• **Task instructions**: The answer must be one number: how many lines in the records below contain the word "arrow".

• **Provided data**:
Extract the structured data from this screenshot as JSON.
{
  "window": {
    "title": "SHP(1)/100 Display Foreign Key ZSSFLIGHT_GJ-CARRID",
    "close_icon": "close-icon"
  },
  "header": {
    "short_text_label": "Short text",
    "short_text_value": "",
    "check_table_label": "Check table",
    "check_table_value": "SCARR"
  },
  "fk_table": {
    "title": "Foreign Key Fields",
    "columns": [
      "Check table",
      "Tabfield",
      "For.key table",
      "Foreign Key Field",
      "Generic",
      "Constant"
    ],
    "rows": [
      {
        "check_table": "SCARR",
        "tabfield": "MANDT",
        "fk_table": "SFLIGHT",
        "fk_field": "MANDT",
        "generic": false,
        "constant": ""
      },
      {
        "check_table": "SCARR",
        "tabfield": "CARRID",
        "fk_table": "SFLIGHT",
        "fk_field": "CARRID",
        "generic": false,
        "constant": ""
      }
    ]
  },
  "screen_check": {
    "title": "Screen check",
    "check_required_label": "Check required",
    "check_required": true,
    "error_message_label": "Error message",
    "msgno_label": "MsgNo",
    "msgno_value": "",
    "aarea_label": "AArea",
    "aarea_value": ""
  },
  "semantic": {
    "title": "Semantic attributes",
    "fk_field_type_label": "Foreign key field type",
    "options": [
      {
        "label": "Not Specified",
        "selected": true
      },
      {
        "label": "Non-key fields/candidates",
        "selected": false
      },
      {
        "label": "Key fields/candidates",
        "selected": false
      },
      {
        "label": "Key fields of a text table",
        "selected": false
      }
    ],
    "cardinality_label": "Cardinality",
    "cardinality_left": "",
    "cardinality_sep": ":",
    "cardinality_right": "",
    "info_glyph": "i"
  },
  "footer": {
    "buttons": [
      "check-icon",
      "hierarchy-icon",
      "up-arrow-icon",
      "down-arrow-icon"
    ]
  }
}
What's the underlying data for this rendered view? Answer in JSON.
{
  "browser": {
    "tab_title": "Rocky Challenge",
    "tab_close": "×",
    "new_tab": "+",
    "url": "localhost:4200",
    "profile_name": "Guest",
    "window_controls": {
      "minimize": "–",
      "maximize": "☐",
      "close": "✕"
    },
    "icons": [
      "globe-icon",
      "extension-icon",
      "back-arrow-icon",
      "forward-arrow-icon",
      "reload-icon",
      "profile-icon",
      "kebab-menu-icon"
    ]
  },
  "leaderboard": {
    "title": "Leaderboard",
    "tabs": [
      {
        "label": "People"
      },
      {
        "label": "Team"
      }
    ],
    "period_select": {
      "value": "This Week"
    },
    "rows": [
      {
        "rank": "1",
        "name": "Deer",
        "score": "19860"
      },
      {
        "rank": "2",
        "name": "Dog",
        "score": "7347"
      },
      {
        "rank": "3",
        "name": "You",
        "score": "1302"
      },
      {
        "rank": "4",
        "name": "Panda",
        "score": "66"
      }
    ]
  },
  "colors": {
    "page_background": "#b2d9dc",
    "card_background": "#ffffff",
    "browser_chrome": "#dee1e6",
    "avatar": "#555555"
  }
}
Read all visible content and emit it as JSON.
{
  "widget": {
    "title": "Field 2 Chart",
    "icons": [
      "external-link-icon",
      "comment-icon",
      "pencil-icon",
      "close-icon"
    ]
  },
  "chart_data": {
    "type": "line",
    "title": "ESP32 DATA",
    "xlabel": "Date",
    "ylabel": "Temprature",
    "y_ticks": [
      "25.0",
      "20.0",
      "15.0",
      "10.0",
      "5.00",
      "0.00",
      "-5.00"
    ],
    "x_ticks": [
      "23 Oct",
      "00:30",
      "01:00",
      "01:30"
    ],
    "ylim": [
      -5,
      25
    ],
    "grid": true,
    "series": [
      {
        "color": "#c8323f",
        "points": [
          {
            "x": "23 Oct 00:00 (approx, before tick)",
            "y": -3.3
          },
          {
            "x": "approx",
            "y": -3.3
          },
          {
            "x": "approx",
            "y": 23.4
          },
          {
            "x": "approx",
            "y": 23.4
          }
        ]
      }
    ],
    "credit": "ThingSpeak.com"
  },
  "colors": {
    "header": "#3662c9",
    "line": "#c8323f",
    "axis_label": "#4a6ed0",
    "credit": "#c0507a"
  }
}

• **Answer to this problem**: 4